» TASK TO CARRY OUT
All of the data, except its images, should be set down exactly as it appears.

» SOURCE MATERIAL

*****

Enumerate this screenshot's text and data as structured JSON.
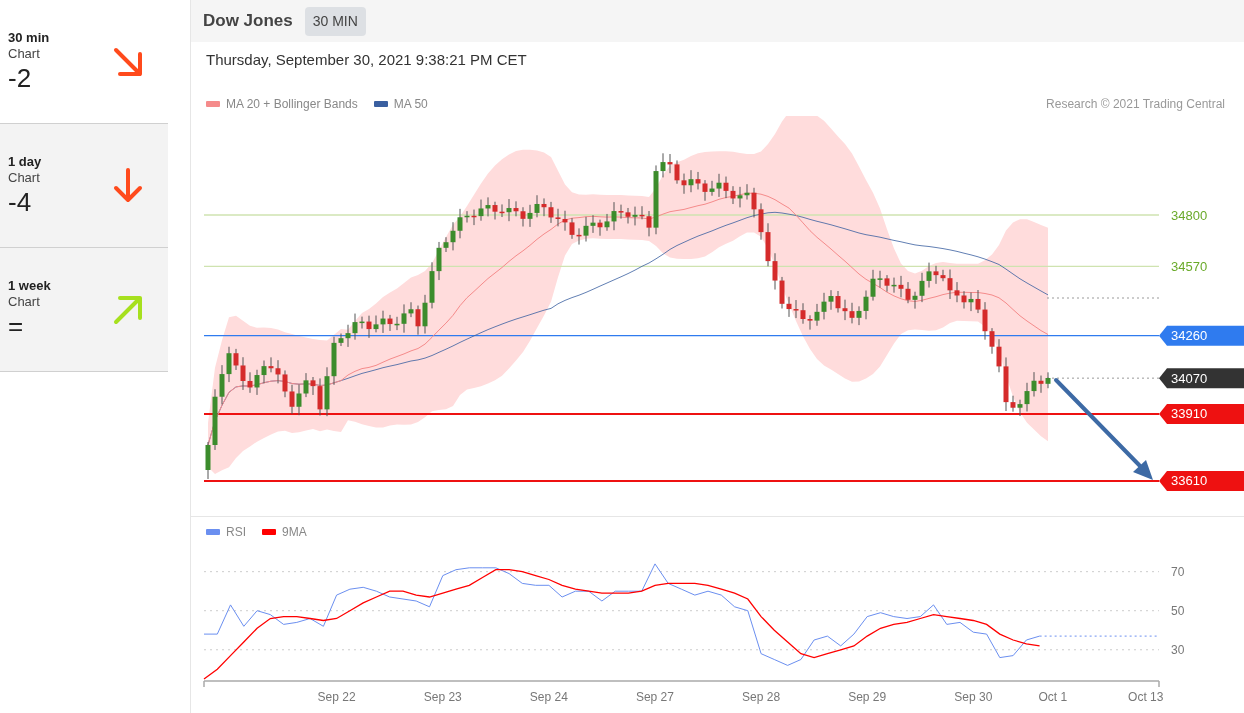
{
  "sidebar": {
    "items": [
      {
        "timeframe": "30 min",
        "label": "Chart",
        "score": "-2",
        "kind": "down-right",
        "color": "#ff4a1c",
        "selected": true
      },
      {
        "timeframe": "1 day",
        "label": "Chart",
        "score": "-4",
        "kind": "down",
        "color": "#ff4a1c",
        "selected": false
      },
      {
        "timeframe": "1 week",
        "label": "Chart",
        "score": "=",
        "kind": "up-right",
        "color": "#a6e01e",
        "selected": false
      }
    ]
  },
  "header": {
    "title": "Dow Jones",
    "interval": "30 MIN"
  },
  "timestamp": "Thursday, September 30, 2021 9:38:21 PM CET",
  "price_chart": {
    "legend": [
      {
        "label": "MA 20 + Bollinger Bands",
        "color": "#f58b8b"
      },
      {
        "label": "MA 50",
        "color": "#3a5fa0"
      }
    ],
    "credit": "Research © 2021 Trading Central",
    "levels": [
      {
        "label": "34800",
        "color": "#6aaa2a",
        "kind": "plain"
      },
      {
        "label": "34570",
        "color": "#6aaa2a",
        "kind": "plain"
      },
      {
        "label": "34260",
        "color": "#2f7bef",
        "kind": "badge"
      },
      {
        "label": "34070",
        "color": "#333333",
        "kind": "dotted"
      },
      {
        "label": "33910",
        "color": "#ee1111",
        "kind": "badge"
      },
      {
        "label": "33610",
        "color": "#ee1111",
        "kind": "badge"
      }
    ]
  },
  "rsi_chart": {
    "chart_data": {
      "type": "line",
      "categories": [
        null,
        null,
        null,
        null,
        null,
        null,
        null,
        null,
        null,
        null,
        "Sep 22",
        null,
        null,
        null,
        null,
        null,
        null,
        null,
        "Sep 23",
        null,
        null,
        null,
        null,
        null,
        null,
        null,
        "Sep 24",
        null,
        null,
        null,
        null,
        null,
        null,
        null,
        "Sep 27",
        null,
        null,
        null,
        null,
        null,
        null,
        null,
        "Sep 28",
        null,
        null,
        null,
        null,
        null,
        null,
        null,
        "Sep 29",
        null,
        null,
        null,
        null,
        null,
        null,
        null,
        "Sep 30",
        null,
        null,
        null,
        null,
        null,
        "Oct 1",
        null,
        null,
        null,
        null,
        null,
        null,
        "Oct 13",
        null
      ],
      "series": [
        {
          "name": "RSI",
          "color": "#6b8ff0",
          "values": [
            38,
            38,
            53,
            42,
            50,
            48,
            43,
            44,
            46,
            42,
            58,
            61,
            62,
            60,
            57,
            56,
            55,
            52,
            68,
            71,
            72,
            72,
            72,
            69,
            64,
            63,
            63,
            57,
            60,
            60,
            55,
            60,
            60,
            60,
            74,
            64,
            61,
            58,
            60,
            58,
            52,
            50,
            28,
            25,
            22,
            25,
            35,
            37,
            32,
            38,
            47,
            49,
            47,
            46,
            47,
            53,
            43,
            44,
            39,
            38,
            26,
            27,
            35,
            37,
            null,
            null,
            null,
            null,
            null,
            null,
            null,
            null,
            null
          ]
        },
        {
          "name": "9MA",
          "color": "#ff0000",
          "values": [
            15,
            20,
            27,
            34,
            41,
            46,
            47,
            47,
            46,
            45,
            46,
            50,
            54,
            57,
            60,
            60,
            58,
            57,
            59,
            61,
            63,
            67,
            71,
            71,
            70,
            68,
            66,
            63,
            61,
            60,
            59,
            59,
            59,
            60,
            63,
            64,
            64,
            64,
            63,
            61,
            59,
            56,
            47,
            40,
            34,
            28,
            26,
            28,
            30,
            32,
            37,
            41,
            43,
            44,
            46,
            48,
            47,
            46,
            45,
            43,
            38,
            35,
            33,
            32,
            null,
            null,
            null,
            null,
            null,
            null,
            null,
            null,
            null
          ]
        }
      ],
      "yticks": [
        30,
        50,
        70
      ],
      "ylim": [
        14,
        98
      ],
      "grid": true,
      "legend": "top-left"
    }
  }
}
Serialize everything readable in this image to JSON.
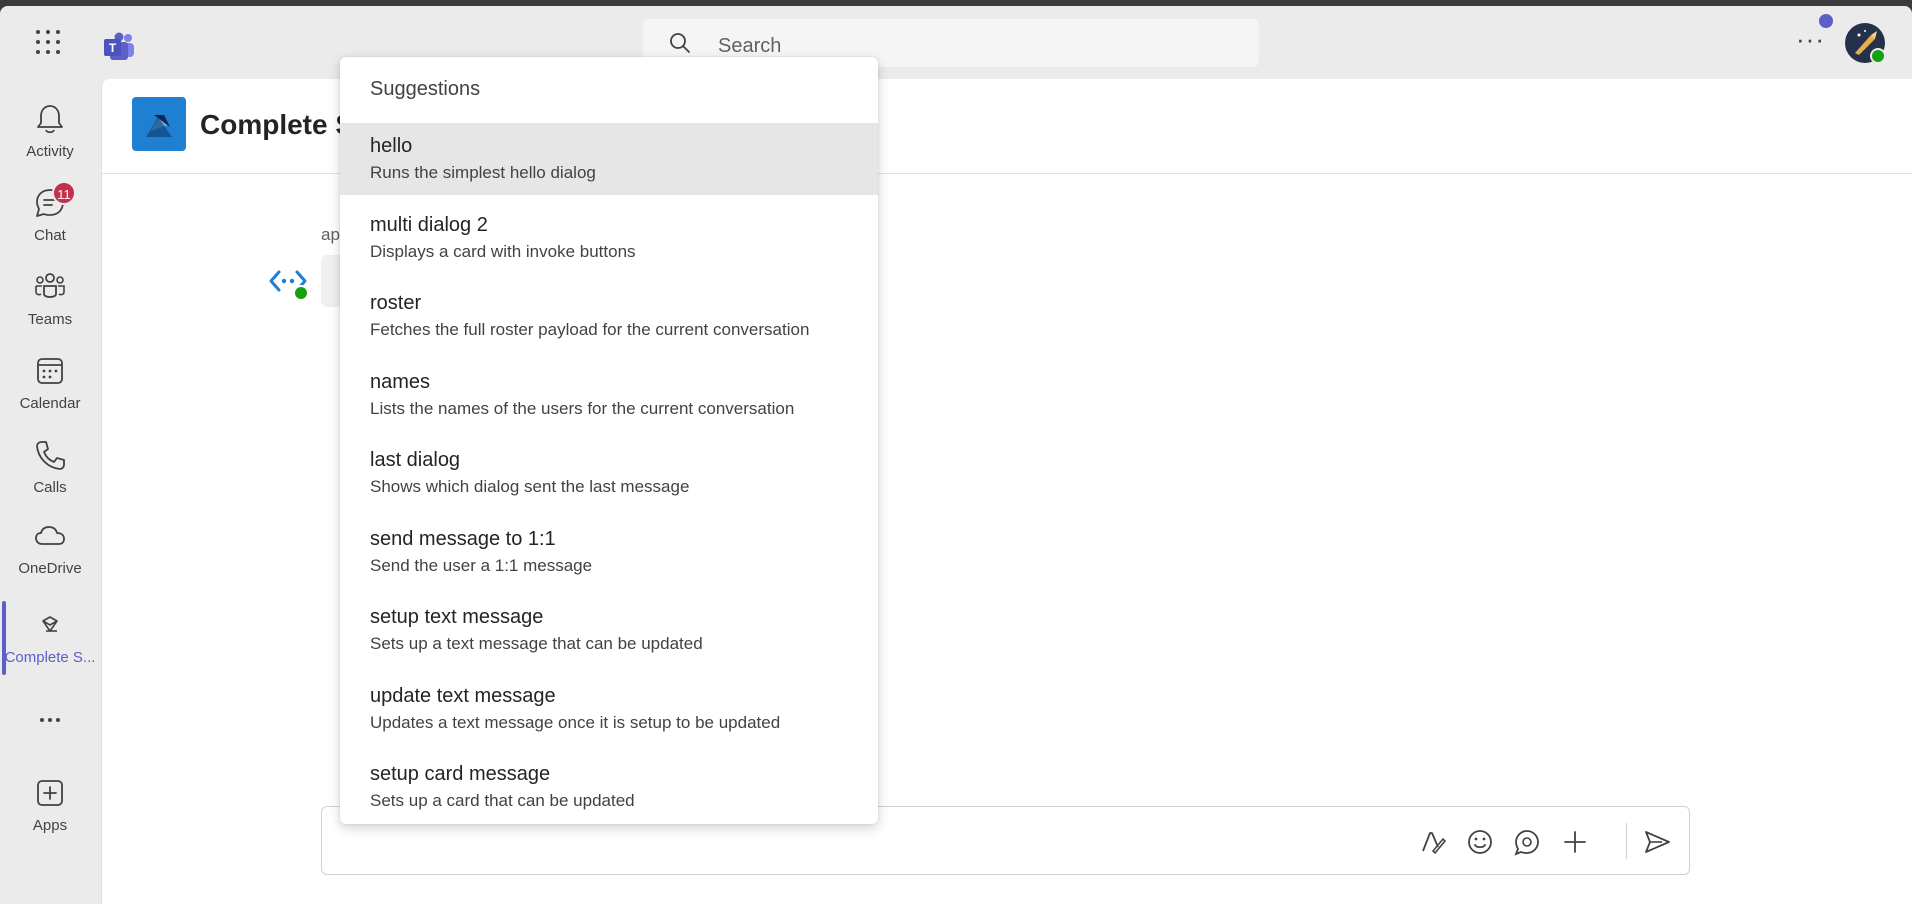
{
  "topbar": {
    "search_placeholder": "Search"
  },
  "rail": {
    "items": [
      {
        "label": "Activity",
        "icon": "bell-icon"
      },
      {
        "label": "Chat",
        "icon": "chat-icon",
        "badge": "11"
      },
      {
        "label": "Teams",
        "icon": "teams-icon"
      },
      {
        "label": "Calendar",
        "icon": "calendar-icon"
      },
      {
        "label": "Calls",
        "icon": "phone-icon"
      },
      {
        "label": "OneDrive",
        "icon": "cloud-icon"
      },
      {
        "label": "Complete S...",
        "icon": "app-icon",
        "active": true
      },
      {
        "label": "",
        "icon": "more-icon"
      },
      {
        "label": "Apps",
        "icon": "add-app-icon"
      }
    ]
  },
  "main": {
    "title": "Complete S",
    "sender_prefix": "ap"
  },
  "suggestions": {
    "header": "Suggestions",
    "items": [
      {
        "title": "hello",
        "desc": "Runs the simplest hello dialog",
        "selected": true
      },
      {
        "title": "multi dialog 2",
        "desc": "Displays a card with invoke buttons"
      },
      {
        "title": "roster",
        "desc": "Fetches the full roster payload for the current conversation"
      },
      {
        "title": "names",
        "desc": "Lists the names of the users for the current conversation"
      },
      {
        "title": "last dialog",
        "desc": "Shows which dialog sent the last message"
      },
      {
        "title": "send message to 1:1",
        "desc": "Send the user a 1:1 message"
      },
      {
        "title": "setup text message",
        "desc": "Sets up a text message that can be updated"
      },
      {
        "title": "update text message",
        "desc": "Updates a text message once it is setup to be updated"
      },
      {
        "title": "setup card message",
        "desc": "Sets up a card that can be updated"
      }
    ]
  },
  "colors": {
    "accent": "#5b5fc7",
    "badge": "#c4314b",
    "status_available": "#13a10e"
  }
}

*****

» OUTPUT
Enumerate this screenshot's text and data as structured JSON.
{
  "sidebar": {
    "items": [
      {
        "timeframe": "30 min",
        "label": "Chart",
        "score": "-2",
        "kind": "down-right",
        "color": "#ff4a1c",
        "selected": true
      },
      {
        "timeframe": "1 day",
        "label": "Chart",
        "score": "-4",
        "kind": "down",
        "color": "#ff4a1c",
        "selected": false
      },
      {
        "timeframe": "1 week",
        "label": "Chart",
        "score": "=",
        "kind": "up-right",
        "color": "#a6e01e",
        "selected": false
      }
    ]
  },
  "header": {
    "title": "Dow Jones",
    "interval": "30 MIN"
  },
  "timestamp": "Thursday, September 30, 2021 9:38:21 PM CET",
  "price_chart": {
    "legend": [
      {
        "label": "MA 20 + Bollinger Bands",
        "color": "#f58b8b"
      },
      {
        "label": "MA 50",
        "color": "#3a5fa0"
      }
    ],
    "credit": "Research © 2021 Trading Central",
    "levels": [
      {
        "label": "34800",
        "color": "#6aaa2a",
        "kind": "plain"
      },
      {
        "label": "34570",
        "color": "#6aaa2a",
        "kind": "plain"
      },
      {
        "label": "34260",
        "color": "#2f7bef",
        "kind": "badge"
      },
      {
        "label": "34070",
        "color": "#333333",
        "kind": "dotted"
      },
      {
        "label": "33910",
        "color": "#ee1111",
        "kind": "badge"
      },
      {
        "label": "33610",
        "color": "#ee1111",
        "kind": "badge"
      }
    ]
  },
  "rsi_chart": {
    "chart_data": {
      "type": "line",
      "categories": [
        null,
        null,
        null,
        null,
        null,
        null,
        null,
        null,
        null,
        null,
        "Sep 22",
        null,
        null,
        null,
        null,
        null,
        null,
        null,
        "Sep 23",
        null,
        null,
        null,
        null,
        null,
        null,
        null,
        "Sep 24",
        null,
        null,
        null,
        null,
        null,
        null,
        null,
        "Sep 27",
        null,
        null,
        null,
        null,
        null,
        null,
        null,
        "Sep 28",
        null,
        null,
        null,
        null,
        null,
        null,
        null,
        "Sep 29",
        null,
        null,
        null,
        null,
        null,
        null,
        null,
        "Sep 30",
        null,
        null,
        null,
        null,
        null,
        "Oct 1",
        null,
        null,
        null,
        null,
        null,
        null,
        "Oct 13",
        null
      ],
      "series": [
        {
          "name": "RSI",
          "color": "#6b8ff0",
          "values": [
            38,
            38,
            53,
            42,
            50,
            48,
            43,
            44,
            46,
            42,
            58,
            61,
            62,
            60,
            57,
            56,
            55,
            52,
            68,
            71,
            72,
            72,
            72,
            69,
            64,
            63,
            63,
            57,
            60,
            60,
            55,
            60,
            60,
            60,
            74,
            64,
            61,
            58,
            60,
            58,
            52,
            50,
            28,
            25,
            22,
            25,
            35,
            37,
            32,
            38,
            47,
            49,
            47,
            46,
            47,
            53,
            43,
            44,
            39,
            38,
            26,
            27,
            35,
            37,
            null,
            null,
            null,
            null,
            null,
            null,
            null,
            null,
            null
          ]
        },
        {
          "name": "9MA",
          "color": "#ff0000",
          "values": [
            15,
            20,
            27,
            34,
            41,
            46,
            47,
            47,
            46,
            45,
            46,
            50,
            54,
            57,
            60,
            60,
            58,
            57,
            59,
            61,
            63,
            67,
            71,
            71,
            70,
            68,
            66,
            63,
            61,
            60,
            59,
            59,
            59,
            60,
            63,
            64,
            64,
            64,
            63,
            61,
            59,
            56,
            47,
            40,
            34,
            28,
            26,
            28,
            30,
            32,
            37,
            41,
            43,
            44,
            46,
            48,
            47,
            46,
            45,
            43,
            38,
            35,
            33,
            32,
            null,
            null,
            null,
            null,
            null,
            null,
            null,
            null,
            null
          ]
        }
      ],
      "yticks": [
        30,
        50,
        70
      ],
      "ylim": [
        14,
        98
      ],
      "grid": true,
      "legend": "top-left"
    }
  }
}
Serialize everything readable in this image to JSON.
{
  "topbar": {
    "search_placeholder": "Search"
  },
  "rail": {
    "items": [
      {
        "label": "Activity",
        "icon": "bell-icon"
      },
      {
        "label": "Chat",
        "icon": "chat-icon",
        "badge": "11"
      },
      {
        "label": "Teams",
        "icon": "teams-icon"
      },
      {
        "label": "Calendar",
        "icon": "calendar-icon"
      },
      {
        "label": "Calls",
        "icon": "phone-icon"
      },
      {
        "label": "OneDrive",
        "icon": "cloud-icon"
      },
      {
        "label": "Complete S...",
        "icon": "app-icon",
        "active": true
      },
      {
        "label": "",
        "icon": "more-icon"
      },
      {
        "label": "Apps",
        "icon": "add-app-icon"
      }
    ]
  },
  "main": {
    "title": "Complete S",
    "sender_prefix": "ap"
  },
  "suggestions": {
    "header": "Suggestions",
    "items": [
      {
        "title": "hello",
        "desc": "Runs the simplest hello dialog",
        "selected": true
      },
      {
        "title": "multi dialog 2",
        "desc": "Displays a card with invoke buttons"
      },
      {
        "title": "roster",
        "desc": "Fetches the full roster payload for the current conversation"
      },
      {
        "title": "names",
        "desc": "Lists the names of the users for the current conversation"
      },
      {
        "title": "last dialog",
        "desc": "Shows which dialog sent the last message"
      },
      {
        "title": "send message to 1:1",
        "desc": "Send the user a 1:1 message"
      },
      {
        "title": "setup text message",
        "desc": "Sets up a text message that can be updated"
      },
      {
        "title": "update text message",
        "desc": "Updates a text message once it is setup to be updated"
      },
      {
        "title": "setup card message",
        "desc": "Sets up a card that can be updated"
      }
    ]
  },
  "colors": {
    "accent": "#5b5fc7",
    "badge": "#c4314b",
    "status_available": "#13a10e"
  }
}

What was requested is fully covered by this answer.